• **Exercise details**
Check each line of the material, and show the ones that include the word "Запрос".
***
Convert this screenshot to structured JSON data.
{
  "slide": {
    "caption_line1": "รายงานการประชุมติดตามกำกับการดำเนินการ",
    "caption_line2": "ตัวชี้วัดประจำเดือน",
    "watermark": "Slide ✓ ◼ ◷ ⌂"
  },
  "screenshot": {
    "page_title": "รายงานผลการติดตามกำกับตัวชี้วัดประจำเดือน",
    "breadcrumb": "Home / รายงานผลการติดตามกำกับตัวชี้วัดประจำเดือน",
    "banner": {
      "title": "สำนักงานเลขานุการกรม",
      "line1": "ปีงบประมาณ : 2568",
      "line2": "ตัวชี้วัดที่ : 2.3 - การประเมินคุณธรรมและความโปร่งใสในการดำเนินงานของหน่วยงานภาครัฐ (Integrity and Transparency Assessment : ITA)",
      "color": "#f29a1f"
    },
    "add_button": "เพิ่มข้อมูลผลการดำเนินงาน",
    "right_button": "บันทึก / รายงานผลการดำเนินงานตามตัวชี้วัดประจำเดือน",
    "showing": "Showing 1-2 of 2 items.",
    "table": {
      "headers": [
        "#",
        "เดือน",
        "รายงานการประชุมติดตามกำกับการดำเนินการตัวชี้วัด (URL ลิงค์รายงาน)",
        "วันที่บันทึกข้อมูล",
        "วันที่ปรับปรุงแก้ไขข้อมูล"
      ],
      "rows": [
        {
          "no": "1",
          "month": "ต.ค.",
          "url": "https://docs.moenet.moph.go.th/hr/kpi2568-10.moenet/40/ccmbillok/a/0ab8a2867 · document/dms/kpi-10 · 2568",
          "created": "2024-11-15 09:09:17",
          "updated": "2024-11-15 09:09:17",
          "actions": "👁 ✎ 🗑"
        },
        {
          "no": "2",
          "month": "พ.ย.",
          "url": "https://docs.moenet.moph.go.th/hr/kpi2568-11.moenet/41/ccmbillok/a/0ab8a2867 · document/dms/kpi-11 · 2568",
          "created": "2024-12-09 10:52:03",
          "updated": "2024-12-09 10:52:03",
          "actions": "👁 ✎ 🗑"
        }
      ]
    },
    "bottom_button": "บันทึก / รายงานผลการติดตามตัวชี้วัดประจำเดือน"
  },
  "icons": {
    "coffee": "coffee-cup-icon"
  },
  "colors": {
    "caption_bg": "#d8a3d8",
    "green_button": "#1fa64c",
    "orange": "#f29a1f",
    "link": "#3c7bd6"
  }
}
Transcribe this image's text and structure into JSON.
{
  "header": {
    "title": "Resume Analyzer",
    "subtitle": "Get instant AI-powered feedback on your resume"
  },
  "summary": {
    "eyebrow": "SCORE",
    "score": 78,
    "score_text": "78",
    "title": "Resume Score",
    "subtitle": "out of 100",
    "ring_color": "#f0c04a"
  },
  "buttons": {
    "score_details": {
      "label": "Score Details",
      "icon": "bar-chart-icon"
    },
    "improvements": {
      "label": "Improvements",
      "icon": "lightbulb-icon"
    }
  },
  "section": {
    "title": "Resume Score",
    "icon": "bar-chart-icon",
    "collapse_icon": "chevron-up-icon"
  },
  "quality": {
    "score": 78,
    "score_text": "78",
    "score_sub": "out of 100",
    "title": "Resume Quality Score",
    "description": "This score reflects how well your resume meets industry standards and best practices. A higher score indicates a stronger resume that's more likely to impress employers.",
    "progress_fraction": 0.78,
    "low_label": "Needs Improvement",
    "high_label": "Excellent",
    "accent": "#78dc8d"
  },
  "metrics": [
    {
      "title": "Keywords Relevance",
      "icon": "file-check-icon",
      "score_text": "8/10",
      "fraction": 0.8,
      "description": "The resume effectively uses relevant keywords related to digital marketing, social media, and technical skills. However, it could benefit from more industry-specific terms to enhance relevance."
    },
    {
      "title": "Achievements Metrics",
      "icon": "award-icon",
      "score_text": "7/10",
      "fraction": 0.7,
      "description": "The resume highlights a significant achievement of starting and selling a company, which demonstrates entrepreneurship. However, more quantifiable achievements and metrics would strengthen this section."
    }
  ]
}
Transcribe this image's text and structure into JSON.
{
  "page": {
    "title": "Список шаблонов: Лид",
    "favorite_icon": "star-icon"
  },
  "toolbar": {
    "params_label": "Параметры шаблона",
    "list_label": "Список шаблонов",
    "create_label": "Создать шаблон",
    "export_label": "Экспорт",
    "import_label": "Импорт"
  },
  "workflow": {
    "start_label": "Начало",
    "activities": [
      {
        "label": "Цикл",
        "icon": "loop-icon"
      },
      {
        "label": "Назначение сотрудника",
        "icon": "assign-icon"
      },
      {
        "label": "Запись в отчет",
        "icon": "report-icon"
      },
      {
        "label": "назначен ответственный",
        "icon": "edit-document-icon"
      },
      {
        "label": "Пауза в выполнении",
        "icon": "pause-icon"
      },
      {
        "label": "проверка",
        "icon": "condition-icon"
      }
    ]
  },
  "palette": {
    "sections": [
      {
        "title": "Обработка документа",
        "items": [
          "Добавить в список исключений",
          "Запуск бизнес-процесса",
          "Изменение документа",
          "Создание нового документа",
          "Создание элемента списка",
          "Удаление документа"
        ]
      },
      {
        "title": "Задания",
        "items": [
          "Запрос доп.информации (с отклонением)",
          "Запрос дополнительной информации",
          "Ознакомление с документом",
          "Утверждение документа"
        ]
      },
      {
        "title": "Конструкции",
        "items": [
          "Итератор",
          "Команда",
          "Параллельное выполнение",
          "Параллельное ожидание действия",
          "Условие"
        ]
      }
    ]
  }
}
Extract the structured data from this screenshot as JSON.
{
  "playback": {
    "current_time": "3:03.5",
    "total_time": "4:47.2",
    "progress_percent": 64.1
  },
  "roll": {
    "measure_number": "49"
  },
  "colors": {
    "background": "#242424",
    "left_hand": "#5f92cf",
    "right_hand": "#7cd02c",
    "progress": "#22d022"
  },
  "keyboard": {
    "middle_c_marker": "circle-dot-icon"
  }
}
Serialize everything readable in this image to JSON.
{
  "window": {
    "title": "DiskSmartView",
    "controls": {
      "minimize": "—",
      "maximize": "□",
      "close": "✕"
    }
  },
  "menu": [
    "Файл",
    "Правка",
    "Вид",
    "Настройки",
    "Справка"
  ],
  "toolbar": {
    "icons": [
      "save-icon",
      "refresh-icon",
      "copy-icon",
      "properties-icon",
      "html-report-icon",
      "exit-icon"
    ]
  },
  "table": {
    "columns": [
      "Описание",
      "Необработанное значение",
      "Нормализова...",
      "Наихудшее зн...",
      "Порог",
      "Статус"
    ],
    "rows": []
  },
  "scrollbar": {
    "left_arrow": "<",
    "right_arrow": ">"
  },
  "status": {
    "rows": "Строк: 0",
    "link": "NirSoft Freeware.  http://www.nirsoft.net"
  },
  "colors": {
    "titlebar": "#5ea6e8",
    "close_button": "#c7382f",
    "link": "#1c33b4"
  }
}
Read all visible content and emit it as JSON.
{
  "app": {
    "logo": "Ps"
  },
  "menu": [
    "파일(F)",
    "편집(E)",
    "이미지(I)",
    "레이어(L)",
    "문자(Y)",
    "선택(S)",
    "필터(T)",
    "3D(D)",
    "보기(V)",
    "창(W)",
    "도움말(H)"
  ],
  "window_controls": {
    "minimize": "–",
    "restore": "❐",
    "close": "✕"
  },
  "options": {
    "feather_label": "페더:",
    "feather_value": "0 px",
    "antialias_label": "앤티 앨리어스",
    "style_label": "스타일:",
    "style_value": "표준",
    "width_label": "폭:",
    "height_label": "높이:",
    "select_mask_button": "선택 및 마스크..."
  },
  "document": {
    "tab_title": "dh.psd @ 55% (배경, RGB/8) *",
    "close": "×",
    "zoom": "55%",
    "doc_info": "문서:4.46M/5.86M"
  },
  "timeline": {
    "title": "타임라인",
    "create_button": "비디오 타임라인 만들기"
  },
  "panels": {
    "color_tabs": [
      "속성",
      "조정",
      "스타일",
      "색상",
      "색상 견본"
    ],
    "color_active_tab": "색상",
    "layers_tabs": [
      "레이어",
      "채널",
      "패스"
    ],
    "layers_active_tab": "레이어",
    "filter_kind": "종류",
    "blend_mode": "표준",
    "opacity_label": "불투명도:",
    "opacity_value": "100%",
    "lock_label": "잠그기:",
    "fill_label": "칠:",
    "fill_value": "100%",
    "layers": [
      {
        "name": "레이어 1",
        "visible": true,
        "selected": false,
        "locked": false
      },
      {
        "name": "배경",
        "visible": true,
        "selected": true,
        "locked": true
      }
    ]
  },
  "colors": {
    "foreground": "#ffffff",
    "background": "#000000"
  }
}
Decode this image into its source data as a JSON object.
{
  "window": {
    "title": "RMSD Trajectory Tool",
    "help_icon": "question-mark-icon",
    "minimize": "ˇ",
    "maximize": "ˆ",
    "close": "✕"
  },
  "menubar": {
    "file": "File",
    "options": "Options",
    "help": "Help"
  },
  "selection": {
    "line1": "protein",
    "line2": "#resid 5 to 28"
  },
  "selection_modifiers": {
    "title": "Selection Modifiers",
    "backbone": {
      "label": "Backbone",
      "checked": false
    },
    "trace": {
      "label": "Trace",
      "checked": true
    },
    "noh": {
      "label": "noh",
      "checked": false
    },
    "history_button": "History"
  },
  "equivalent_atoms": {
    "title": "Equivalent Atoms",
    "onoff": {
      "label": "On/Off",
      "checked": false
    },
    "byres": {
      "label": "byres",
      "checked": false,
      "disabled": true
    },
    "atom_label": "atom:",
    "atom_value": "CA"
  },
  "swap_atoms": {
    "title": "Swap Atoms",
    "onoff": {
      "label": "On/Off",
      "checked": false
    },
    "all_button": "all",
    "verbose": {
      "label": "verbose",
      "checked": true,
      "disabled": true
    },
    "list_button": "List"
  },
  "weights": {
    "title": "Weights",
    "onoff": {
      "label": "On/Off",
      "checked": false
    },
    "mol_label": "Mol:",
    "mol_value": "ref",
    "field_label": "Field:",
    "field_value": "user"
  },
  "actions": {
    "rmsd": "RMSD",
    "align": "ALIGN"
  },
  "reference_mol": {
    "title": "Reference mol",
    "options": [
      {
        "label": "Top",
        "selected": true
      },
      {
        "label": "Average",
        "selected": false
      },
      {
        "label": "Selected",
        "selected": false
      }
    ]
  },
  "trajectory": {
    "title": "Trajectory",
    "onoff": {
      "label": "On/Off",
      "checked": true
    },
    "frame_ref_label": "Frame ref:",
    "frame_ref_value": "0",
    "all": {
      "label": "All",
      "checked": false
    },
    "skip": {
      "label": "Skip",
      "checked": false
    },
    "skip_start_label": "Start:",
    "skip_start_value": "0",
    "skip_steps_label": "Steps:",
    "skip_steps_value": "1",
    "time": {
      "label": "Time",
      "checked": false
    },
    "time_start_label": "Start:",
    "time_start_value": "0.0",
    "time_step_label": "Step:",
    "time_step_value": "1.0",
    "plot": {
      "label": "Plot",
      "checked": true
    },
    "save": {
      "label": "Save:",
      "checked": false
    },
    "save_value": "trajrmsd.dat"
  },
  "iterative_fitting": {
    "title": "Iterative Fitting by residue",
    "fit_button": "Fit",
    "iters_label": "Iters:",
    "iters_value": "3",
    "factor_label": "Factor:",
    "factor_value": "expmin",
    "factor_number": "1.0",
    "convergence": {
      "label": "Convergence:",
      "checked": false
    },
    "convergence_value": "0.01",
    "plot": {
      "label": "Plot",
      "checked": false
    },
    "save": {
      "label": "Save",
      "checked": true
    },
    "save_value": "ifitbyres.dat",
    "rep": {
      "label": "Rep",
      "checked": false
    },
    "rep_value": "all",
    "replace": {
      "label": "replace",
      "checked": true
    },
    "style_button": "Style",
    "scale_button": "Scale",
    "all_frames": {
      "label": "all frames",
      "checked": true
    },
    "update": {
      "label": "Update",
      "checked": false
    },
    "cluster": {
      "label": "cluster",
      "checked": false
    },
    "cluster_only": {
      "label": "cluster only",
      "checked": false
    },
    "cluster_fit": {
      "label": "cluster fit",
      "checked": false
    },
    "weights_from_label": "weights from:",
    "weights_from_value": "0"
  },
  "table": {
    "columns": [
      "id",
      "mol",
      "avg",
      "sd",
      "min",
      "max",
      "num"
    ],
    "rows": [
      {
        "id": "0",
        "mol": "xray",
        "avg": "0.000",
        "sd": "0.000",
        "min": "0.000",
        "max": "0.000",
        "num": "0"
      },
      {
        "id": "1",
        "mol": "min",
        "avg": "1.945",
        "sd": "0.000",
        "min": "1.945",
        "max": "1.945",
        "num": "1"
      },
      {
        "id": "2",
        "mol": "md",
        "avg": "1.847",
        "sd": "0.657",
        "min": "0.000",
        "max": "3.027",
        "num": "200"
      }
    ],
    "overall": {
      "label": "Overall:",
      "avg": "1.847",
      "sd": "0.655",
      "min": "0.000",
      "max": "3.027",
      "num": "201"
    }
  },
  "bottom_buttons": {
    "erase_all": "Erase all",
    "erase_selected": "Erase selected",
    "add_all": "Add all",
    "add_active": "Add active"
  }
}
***
• **Problem solution**
          "Запрос доп.информации (с отклонением)",
          "Запрос дополнительной информации",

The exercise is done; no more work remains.